Andrew Crawford said he always assumed the tariffs were meant to incentivise firms to switch to more expensive biomass boilers.
But, he said, he never realised tariffs allowed people to profit by running boilers unnecessarily.
Dr Crawford was special adviser (spad) to former minister Arlene Foster during the scheme’s design and implementation.
He accepted that his witness statements were contradictory on his understanding of the tariff position and he apologised for the confusion.
He was offered the opportunity to clarify his position.
“I didn’t envisage that the scheme would be structured in such a way as to pay people to earn as you burn.
“I just assumed, wrongly now, that there would be checks in the system to stop that happening.
“I didn’t think the scheme would be set up to allow people to take advantage of it and effectively waste heat.”
Dr Crawford also said that he had never been told that an overspend in the scheme would have implications for his departmental budget.
Earlier, inquiry chairman Sir Patrick Coghlin cautioned the public that if they heard something “sensational” in media coverage they should seek out the evidence themselves.
He said the inquiry had gone to great lengths to ensure there was a live stream of it.
He said he was not criticising the media but it was difficult to assess a witness’ contribution until they had finished their testimony.
“That’s the only fair way to do it,” he said.
At that point, Andrew Crawford suggested that some elements of the media were being “selective” in their reporting.

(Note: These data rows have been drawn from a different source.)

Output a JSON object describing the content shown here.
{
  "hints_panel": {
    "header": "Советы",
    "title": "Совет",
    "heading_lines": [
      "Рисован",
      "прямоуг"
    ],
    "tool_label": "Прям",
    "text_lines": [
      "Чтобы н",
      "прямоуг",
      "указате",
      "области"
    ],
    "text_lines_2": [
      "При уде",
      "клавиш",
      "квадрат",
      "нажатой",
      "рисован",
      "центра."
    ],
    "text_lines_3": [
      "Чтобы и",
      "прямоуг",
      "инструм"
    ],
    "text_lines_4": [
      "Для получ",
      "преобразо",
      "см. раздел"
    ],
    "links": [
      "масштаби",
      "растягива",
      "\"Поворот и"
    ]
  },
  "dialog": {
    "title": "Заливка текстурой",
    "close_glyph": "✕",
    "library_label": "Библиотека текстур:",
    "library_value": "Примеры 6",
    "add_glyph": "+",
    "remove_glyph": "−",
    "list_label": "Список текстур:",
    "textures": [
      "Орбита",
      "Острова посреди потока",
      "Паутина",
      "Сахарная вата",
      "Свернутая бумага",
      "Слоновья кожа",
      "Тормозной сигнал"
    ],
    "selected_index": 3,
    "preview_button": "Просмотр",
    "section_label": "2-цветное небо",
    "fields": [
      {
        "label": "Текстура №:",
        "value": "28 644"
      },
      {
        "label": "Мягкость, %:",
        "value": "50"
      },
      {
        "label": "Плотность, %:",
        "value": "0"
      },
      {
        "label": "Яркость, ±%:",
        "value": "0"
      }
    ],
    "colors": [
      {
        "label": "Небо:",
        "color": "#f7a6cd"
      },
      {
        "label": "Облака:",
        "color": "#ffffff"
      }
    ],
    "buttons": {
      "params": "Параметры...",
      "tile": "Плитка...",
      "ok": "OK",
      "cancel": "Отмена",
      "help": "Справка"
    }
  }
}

Sir Patrick stopped him continuing and said: “Dr Crawford I’m not inviting a comment from you, thank you.”